In the case of the yaLINK vault, it will stake your LINK tokens on Aave, then stake the resulting aLINK tokens in the vault, all in one transaction.
Well, almost one transaction.
You’ll still need two transactions to interact with Zapper, which is still less than going through both Aave and Yearn. The first thing you have to do is approve the Zapper contract the ability to spend your LINK tokens. This is the cheap part. Last night it only cost me $0.75 to approve the first transaction. One thing you will want to look out for at this point, as well as with any interaction with a smart contract, is adjust the approval amount on the transaction. Usually these platforms will default to unlimited approval amounts, meaning that they will theoretically have the ability to spend any all all LINK that you have or will have in your wallet. As a precaution, as as a good habit, I recommend that you edit this amount in Metamask or your wallet to equal the amount that you plan on staking. It may cost you a bit more in gas in the long run, but is a best practice from a security standpoint.
After the approval has been submitted to the blockchain, the next step is the actual confirmation. This is where the gas fees will really hit you and make you do a double take. At this point you’re basically funding a transaction to interact with both Aave and Yearn, so the fees are pretty steep. Last night this was only a reasonable $15 for me, but four weeks ago when gas prices skyrocketed due to the Uniswap governance token airdrop, I remember it being much, much higher.

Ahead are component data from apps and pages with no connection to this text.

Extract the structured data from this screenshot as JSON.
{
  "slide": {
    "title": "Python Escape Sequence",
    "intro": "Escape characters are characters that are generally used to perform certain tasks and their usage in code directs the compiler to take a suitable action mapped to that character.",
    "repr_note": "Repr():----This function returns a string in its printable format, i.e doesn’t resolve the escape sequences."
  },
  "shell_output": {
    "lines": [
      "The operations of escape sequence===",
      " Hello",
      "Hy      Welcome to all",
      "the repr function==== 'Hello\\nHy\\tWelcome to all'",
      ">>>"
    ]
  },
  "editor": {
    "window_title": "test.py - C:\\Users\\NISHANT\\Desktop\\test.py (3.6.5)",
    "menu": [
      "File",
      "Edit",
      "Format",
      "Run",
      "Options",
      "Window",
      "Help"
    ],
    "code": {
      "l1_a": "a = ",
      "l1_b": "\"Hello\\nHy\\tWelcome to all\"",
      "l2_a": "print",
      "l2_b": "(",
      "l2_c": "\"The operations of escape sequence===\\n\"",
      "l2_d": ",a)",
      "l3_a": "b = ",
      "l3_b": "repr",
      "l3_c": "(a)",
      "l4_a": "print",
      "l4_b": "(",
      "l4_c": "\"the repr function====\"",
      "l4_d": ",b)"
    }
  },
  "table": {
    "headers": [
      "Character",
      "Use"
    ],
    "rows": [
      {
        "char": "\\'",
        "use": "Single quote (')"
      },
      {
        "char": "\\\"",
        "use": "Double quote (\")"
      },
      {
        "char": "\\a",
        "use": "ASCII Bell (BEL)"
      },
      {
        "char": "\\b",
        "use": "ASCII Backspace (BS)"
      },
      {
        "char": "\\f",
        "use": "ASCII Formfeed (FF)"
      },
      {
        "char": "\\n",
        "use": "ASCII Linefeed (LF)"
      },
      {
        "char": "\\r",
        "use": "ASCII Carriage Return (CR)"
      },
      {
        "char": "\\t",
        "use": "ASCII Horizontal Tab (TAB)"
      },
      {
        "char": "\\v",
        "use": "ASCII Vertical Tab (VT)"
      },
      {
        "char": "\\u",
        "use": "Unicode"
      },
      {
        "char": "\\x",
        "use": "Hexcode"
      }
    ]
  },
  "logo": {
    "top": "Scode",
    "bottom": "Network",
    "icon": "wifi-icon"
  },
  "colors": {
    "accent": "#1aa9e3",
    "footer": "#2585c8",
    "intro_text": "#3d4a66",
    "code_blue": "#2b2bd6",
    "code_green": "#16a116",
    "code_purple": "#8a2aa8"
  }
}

When you’re ready to pull your funds out, it’s just a matter of hitting withdrawal, selecting your preferred payout asset, and confirming a single transaction. From my testing, it appears to be much less than they entry cost, gas wise.
And another note about Zapper that is worth mentioning. You don’t actually need LINK to participate. You can deposit ETH, USDC, Tether, DAI, or WBTC in addition to LINK. All the conversions are managed automatically.
Zapper is a superb tool for DeFi, and one that I use almost every day to check the value of my wallet assets, and stakes and lending across multiple platforms and wallets. If you’re holdings. They’re great.
And that’s just a quick look at how to get started with Yearn vaults. DeFi is one of the most exciting parts of the crypto space, and I hope you find this article useful. If so, please share it with your network, and feel free to leave a comment or @ me on Twitter if you have any additional questions. As always, this is not financial advice, and don’t risk what you can’t afford to lose.